Data Management Plans

Nearly all granting agencies make good practice in research data management a condition of their funding programs. This means that all project proposals should include a data management section, that briefly outlines how research data will be handled during the project. But a data management plan is useful for purposes beyond merely satisfying the requirements of the research funder. It also helps individual researchers, institutes and research groups to manage data effectively as well as to reduce the risk of data loss or other threats that could render the data illegible or unusable (e.g. the obsolescence of software). On this website you find helpful hints and links to the main elements of a Data Management Plan:

DMP icon

Some requirements of the research funders will have a direct impact on your planning. The most important aspects are summarized below.

Requirements by Research Funders


The SNSF demands that repositories used to publish research data comply with FAIR principles. The data should be made findable, accessible, interoperable and reusable.

The fair acronym stands for the following principles.



Data and metadata should be easy to find for humans and computer systems. Essential machine-readable descriptive metadata allows finding interesting data and services.



The data should be prepared in such a way that exchange, evaluation and (re) combination with other datasets in a (semi) automated way by humans and computer systems is possible.



 Data and metadata should be stored long-term so that they are easily accessible to people and machines and can be downloaded or used locally using common communication protocols.



Data and metadata are well enough described that the data can be used for future research purposes and integrated with other compatible data sources. Correct citation should be supported and the conditions under which the data may be used should be unique to both machines and humans.


This has consequences for the choice of the storage options, researchers can use. Not all repositories and archives comply with the FAIR principles. In addition, most funders ask you to deposit your data in non-profit archives.

Recommendations for repositories: Sharing / Preserving

Costs for granting access to research data (Open Research Data)


The SNSF allow researchers to budget “Costs for granting access to research data (Open Research Data)” up to a maximum of 10’000 CHF. These costs have to be included at the time of proposal submission and  are part of the regular budget, i.e. in funding instruments such as Ambizione or Eccellenza with a maximum for the research costs budget, these costs for granting access to research data have to be included in the regular research budget and cannot be added on top. The costs may be claimed for the publication of data that was collected, observed or generated under the specific SNSF grant.

The following costs can be budgeted in this category:

  • Costs for data upload into a repository
  • Internal or external costs for data preparation, e.g. external costs could be data preparation at the Digital Humanities Lab. Data preparation costs may also include internal personal costs, i.e. personal costs within the own research group.

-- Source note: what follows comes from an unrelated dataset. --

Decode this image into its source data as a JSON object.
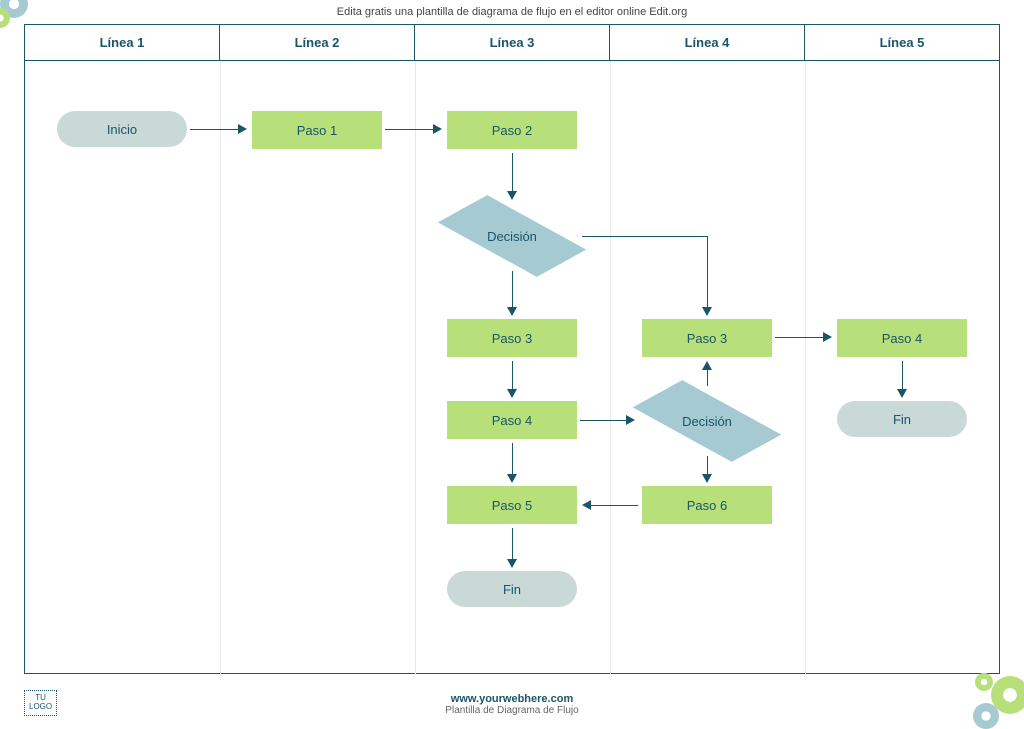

Important is that the exact person months and hourly rate are reported to the SNSF when reporting the costs.

What is not covered:

  • Recurring maintenance costs for data storage in a repository. Exceptionally maintenance costs could be accepted if charged as non-recurring costs combined in a package with the upload costs, as some repositories do.


Helpful Links